As I set about a logistical task I need to complete today on my laptop, I thought I’d put some music on – something I notice that I have not done often in a long time.   As I sit here listening to “Femme D’Argent” by Air in the background (one of my favourite songs), I remember something I know very well: that I am deeply moved by music.  Isn’t everyone?  I don’t know for sure, but I do know that music that resonates with me REALLY resonates with me.  It as if I feel across time (past, present, future) all at once.  I feel my experiences at a deep, core level and I am often very moved by the rhythm, the melodies… sometimes the lyrics, or even just the sounds of the words uttered.

Music to me is a great connector.  One of the greatest connectors we have in this world. When absorbed in music, we lose ourselves from our thoughts, our fear…. we just are.  We are present.
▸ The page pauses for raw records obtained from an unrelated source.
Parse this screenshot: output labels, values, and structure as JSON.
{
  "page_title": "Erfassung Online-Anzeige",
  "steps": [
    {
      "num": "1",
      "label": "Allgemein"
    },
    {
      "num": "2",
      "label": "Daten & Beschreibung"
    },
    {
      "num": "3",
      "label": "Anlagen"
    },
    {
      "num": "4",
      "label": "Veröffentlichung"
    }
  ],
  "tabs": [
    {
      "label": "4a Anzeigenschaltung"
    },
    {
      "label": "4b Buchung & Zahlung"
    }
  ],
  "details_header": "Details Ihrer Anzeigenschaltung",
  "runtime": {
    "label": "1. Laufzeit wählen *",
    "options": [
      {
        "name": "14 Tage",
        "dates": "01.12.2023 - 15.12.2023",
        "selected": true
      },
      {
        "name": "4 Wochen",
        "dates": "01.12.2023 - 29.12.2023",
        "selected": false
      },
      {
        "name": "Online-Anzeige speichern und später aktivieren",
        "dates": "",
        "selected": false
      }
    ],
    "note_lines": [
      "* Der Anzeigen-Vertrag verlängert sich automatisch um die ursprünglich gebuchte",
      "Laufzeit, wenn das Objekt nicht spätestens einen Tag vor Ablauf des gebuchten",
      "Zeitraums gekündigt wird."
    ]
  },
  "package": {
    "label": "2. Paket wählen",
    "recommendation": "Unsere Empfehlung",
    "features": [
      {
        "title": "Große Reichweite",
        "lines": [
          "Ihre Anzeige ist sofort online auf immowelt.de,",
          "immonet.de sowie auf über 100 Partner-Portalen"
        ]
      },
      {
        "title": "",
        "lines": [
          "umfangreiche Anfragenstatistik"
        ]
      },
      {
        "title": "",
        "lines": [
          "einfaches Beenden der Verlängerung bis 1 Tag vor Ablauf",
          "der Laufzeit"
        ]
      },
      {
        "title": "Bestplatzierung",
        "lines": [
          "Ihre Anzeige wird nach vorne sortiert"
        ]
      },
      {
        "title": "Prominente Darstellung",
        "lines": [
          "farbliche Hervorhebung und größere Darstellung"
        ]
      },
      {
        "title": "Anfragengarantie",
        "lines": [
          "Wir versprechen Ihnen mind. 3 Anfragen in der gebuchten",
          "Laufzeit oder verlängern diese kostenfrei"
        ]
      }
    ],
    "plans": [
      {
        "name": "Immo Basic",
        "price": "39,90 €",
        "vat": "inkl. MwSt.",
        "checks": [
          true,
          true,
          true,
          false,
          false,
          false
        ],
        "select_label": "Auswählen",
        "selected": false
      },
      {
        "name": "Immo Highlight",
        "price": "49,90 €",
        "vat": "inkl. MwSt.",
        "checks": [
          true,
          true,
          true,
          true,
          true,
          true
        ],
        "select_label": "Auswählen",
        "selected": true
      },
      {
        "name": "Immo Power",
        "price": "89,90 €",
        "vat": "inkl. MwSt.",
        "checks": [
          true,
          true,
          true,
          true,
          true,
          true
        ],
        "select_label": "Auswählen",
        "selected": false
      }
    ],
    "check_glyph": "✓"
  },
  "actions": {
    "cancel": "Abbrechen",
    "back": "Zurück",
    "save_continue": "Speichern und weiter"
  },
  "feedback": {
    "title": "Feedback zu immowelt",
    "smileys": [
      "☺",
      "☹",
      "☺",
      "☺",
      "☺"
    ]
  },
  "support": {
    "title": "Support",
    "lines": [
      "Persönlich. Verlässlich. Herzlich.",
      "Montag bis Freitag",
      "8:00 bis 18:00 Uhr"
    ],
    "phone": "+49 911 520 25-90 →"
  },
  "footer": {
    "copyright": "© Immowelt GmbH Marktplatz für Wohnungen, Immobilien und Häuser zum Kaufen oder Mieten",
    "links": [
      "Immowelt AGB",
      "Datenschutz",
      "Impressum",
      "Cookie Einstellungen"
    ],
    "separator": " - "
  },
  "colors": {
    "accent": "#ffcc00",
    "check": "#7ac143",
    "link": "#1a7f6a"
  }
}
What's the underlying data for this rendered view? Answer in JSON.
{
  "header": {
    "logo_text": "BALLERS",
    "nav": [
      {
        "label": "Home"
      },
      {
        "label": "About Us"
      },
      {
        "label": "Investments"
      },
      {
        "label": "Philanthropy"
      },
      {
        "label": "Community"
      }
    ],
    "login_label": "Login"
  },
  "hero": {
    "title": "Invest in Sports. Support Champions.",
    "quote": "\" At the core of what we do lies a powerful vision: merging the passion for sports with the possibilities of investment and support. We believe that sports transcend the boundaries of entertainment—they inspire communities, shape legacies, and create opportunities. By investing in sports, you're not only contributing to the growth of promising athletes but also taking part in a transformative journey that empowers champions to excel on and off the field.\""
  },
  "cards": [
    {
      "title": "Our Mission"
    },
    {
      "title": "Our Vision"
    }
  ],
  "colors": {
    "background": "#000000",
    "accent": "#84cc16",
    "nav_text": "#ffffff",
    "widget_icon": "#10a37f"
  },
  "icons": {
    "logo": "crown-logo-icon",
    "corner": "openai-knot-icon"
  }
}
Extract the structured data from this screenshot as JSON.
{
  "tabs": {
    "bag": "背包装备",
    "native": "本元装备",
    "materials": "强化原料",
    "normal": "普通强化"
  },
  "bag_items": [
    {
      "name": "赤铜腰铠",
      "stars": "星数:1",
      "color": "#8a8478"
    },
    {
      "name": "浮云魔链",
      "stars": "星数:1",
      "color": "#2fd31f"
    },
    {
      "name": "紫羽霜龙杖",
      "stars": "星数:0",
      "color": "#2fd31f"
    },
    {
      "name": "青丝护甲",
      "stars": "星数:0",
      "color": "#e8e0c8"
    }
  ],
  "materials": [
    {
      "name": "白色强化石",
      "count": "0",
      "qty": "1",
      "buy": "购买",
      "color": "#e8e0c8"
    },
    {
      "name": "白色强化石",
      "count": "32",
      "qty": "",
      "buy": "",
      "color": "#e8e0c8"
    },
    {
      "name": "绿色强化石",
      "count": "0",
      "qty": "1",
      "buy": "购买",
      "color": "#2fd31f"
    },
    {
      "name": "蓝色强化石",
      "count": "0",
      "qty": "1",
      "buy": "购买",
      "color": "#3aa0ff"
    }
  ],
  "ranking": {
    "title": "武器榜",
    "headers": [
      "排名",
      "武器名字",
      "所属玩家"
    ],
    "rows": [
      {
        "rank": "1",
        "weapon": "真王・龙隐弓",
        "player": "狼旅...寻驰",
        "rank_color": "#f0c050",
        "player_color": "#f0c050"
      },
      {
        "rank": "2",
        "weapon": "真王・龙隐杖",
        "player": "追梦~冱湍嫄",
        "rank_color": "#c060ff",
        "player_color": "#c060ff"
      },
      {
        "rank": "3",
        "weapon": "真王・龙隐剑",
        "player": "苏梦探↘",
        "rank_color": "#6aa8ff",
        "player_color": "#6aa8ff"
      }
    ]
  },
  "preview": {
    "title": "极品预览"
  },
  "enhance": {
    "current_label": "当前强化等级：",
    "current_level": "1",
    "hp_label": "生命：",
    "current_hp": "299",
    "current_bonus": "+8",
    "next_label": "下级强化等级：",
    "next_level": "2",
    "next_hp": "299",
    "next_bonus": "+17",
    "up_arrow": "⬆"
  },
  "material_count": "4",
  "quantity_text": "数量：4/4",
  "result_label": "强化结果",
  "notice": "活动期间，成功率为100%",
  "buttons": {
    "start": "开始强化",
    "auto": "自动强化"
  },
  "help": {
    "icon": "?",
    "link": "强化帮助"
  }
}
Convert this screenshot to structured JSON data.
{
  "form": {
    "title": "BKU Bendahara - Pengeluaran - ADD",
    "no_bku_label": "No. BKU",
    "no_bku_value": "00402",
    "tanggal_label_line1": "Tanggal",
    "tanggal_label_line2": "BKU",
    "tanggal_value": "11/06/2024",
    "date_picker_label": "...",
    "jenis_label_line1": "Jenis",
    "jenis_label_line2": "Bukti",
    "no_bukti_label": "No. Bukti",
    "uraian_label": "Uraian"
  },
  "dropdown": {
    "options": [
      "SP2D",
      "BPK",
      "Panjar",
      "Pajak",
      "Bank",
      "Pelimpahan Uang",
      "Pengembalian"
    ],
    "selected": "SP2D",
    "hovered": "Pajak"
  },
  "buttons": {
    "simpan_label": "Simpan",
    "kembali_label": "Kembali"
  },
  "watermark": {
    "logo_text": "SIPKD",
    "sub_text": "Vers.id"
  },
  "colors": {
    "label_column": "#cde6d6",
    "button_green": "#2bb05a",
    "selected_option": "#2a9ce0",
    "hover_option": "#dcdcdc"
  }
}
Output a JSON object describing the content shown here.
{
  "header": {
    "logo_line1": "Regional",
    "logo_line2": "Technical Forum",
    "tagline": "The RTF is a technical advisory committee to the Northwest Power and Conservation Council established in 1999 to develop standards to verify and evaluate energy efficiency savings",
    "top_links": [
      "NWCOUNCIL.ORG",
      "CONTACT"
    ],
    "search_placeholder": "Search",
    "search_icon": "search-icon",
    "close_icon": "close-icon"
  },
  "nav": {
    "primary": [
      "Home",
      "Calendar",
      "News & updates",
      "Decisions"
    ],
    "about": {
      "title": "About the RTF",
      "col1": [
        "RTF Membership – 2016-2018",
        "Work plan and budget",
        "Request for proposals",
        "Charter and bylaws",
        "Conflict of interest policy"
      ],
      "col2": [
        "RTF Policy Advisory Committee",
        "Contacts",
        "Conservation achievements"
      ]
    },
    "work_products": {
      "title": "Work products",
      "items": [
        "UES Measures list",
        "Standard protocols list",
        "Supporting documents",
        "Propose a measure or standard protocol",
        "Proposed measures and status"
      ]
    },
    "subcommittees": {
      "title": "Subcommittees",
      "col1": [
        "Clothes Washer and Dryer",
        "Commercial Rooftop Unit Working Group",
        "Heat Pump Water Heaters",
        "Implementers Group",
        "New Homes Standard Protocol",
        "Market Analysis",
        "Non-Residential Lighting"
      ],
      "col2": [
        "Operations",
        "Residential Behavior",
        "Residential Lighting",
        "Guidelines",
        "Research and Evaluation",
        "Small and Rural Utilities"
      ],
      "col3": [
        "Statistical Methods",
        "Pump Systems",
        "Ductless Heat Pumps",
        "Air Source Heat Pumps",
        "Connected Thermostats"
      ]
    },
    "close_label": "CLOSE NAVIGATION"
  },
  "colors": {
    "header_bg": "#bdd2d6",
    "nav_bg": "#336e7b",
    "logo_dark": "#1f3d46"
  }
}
Perhaps music can be meditation for some, especially instrumental music.  There are no worries about money or power or status when one listens to music.  We are all united in this moment of emotion – whatever emotion that song emits.  No interpreters or translators are required, even when those of us listening are from different countries or speak different languages.  The banker is no better than the truck driver.  There is no hierarchy.  No separation.  Music unites.

This particular song – Femme D’Argent – has a deep element of nostalgia to it.  It makes me imagine times before I was even born, but for which I have an impression formed by family, friends, books, magazines, television programs, and movies… I feel transported.  It takes me back to the person who introduced me to this song and the city I was living in at the time.  It reminds me of other past experiences in my life.  It makes me reflect on my current state and where I’ve come.  It makes me hope for the future, and at the same time, it can make me think nothing at all… just feel.  A feeling that by listening to this song, I am connecting with my true self.  It feels honest and I feel at home and at peace.

I love that the composers/creators/musicians of this song are French.  (As you may have noticed from the title of this blog, I have a love for the French language and culture.  Being connected to French culture is something that brings me joy.)

To me, this song is creative, beautiful, nostalgic, elegant, and pure.  I love it!

How do you feel about music?  Is it something that inspires you creatively?  With what type(s) of music to you connect most deeply?

What is your personal experience with creativity?

Do you ever feel alone in regard to your personal style, aesthetic or taste?  Either in the sense that you feel your taste is unique and unlike others in general, or that those in your immediate circle – i.e. friends, family, and/or coworkers, do simply not share it?  Perhaps others appreciate, and even compliment you on your style, but they seem to not understand your style references or know how to evoke your style in a way that you actually like (in the case where you are relying on them to execute something like a party or even when presenting you with a gift).

It is upon reflecting such questions and thoughts (among many others) that I considered creating a blog to discuss musings of this nature.

If beauty and creativity interest you, please let me know how you feel about such things in the comments section below.  Do you intend to express your creativity in a new way in 2016?  Or perhaps you plan to explore something new related to beauty this new year, yes?

If beauty and creativity interest you, please let me know how you feel about such things in the comments section below.

Here’s to a year of exploring the great pleasures of life!

p.s. Gustav Klimt’s The Kiss is a work that I consider to be the meeting of creativity, beauty, and elegance.